There's no doubt that there is plenty of undesirable and in many cases illegal content on the internet. A glut of predictable knee-jerk responses from media and political pundits has followed what is indisputably the biggest exposure of paedophilia and its perpetrators the UK has ever seen.
It is both right and proper that stringent measures should be put in place to put an end to child pornography online. But Vince Cable's reactionary plan for Google and other search engines to police content in the wake of the convictions of Mark Bridger and Stuart Hazell is at best oversimplifying a very complex issue and at worst, a cynical ploy to absolve the coalition government of any immediate responsibility.
Let's address the publishing and hosting of content. Web hosting companies, who store and transmit material, do so on behalf of their customers. They do not filter that content and are simply unable to examine every piece of data that they hold. It has long been the case that if illegal content is found and a host is informed of this, they must react in a timely fashion and remove the content, possibly providing logs of how the content was put there in the first place to the authorities.
Put simply, Cable's comments are misguided: Google, Yahoo and other search engines do not host content. They regularly examine content on the internet and provide an index to that content. Much like hosts and search engines, Google et al react to complaints about material in their index and remove it where appropriate. This does not, however, remove the content's availability, and can only be resolved by making contact with the relevant web host.
Mr. Cable's assertion that "getting the companies that host these sites, Google and the rest of it, to be more proactive in policing (internet content)" is similarly simplistic.

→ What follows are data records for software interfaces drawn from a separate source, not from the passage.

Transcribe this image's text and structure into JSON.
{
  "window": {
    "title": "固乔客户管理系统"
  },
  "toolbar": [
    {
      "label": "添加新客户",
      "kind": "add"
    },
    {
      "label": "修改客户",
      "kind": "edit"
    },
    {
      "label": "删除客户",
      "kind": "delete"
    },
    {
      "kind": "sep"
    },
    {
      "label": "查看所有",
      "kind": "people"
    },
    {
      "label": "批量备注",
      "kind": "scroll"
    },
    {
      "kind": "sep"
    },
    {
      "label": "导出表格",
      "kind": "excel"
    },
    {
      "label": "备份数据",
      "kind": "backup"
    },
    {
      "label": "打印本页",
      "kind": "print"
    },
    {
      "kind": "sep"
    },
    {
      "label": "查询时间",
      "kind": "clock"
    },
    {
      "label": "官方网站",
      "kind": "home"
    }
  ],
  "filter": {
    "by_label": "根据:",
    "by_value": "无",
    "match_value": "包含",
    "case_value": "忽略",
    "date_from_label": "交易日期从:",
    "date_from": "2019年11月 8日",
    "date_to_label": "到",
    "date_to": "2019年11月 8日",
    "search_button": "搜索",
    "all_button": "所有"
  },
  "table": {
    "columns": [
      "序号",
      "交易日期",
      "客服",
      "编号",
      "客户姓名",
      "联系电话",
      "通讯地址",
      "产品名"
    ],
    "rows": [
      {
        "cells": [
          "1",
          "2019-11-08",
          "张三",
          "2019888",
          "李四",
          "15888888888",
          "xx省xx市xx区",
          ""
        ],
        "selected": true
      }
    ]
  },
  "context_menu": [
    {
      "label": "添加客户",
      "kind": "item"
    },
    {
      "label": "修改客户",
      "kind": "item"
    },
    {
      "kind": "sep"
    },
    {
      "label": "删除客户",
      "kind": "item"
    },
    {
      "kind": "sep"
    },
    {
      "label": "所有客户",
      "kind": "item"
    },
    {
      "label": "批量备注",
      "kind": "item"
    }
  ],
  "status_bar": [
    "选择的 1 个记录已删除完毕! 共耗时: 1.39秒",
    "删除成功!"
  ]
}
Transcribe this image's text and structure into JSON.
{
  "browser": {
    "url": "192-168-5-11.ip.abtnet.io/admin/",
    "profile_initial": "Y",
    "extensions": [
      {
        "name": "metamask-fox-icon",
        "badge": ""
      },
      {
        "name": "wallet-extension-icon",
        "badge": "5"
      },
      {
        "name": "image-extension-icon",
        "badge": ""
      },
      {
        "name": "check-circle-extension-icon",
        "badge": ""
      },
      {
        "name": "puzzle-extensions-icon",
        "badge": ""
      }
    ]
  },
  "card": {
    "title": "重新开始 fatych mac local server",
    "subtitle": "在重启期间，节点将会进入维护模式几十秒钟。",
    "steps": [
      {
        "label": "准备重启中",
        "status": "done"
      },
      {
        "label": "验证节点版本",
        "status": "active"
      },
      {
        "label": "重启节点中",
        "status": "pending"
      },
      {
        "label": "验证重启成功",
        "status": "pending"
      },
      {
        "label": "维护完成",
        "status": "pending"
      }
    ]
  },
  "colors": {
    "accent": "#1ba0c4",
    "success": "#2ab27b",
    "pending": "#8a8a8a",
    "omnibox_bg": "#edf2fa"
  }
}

But it seems that not everyone in Parliament shares Cable's unconsidered attitude to internet regulation. The attorney general, Dominic Grieve, recently spoke with candour about the burden of responsibility for policing internet content. He concluded that while search engines and social networks such as Twitter ought to exercise common sense, it is ultimately not up to them to act as web police. They must simply ensure that they obey the law of the land.
Furthermore, Grieve warned that extreme regulation of the world wide web could impinge upon basic civil liberties.
And if you think Grieve's 'common sense' approach lacks substance, you'd be wrong. He has fully endorsed some very practical suggestions which came from MPs and peers that privacy injunctions should be served more readily on all avenues of media, including internet companies, newspapers and broadcasters.
The crux of the matter is that policing requires resources and in a difficult and competitive industry such as web hosting, the resources are simply not there to take on a role that should rightly be performed by the police.
Nobody is denying the facts - the internet does need policing, and the best people to conduct these operations are the police.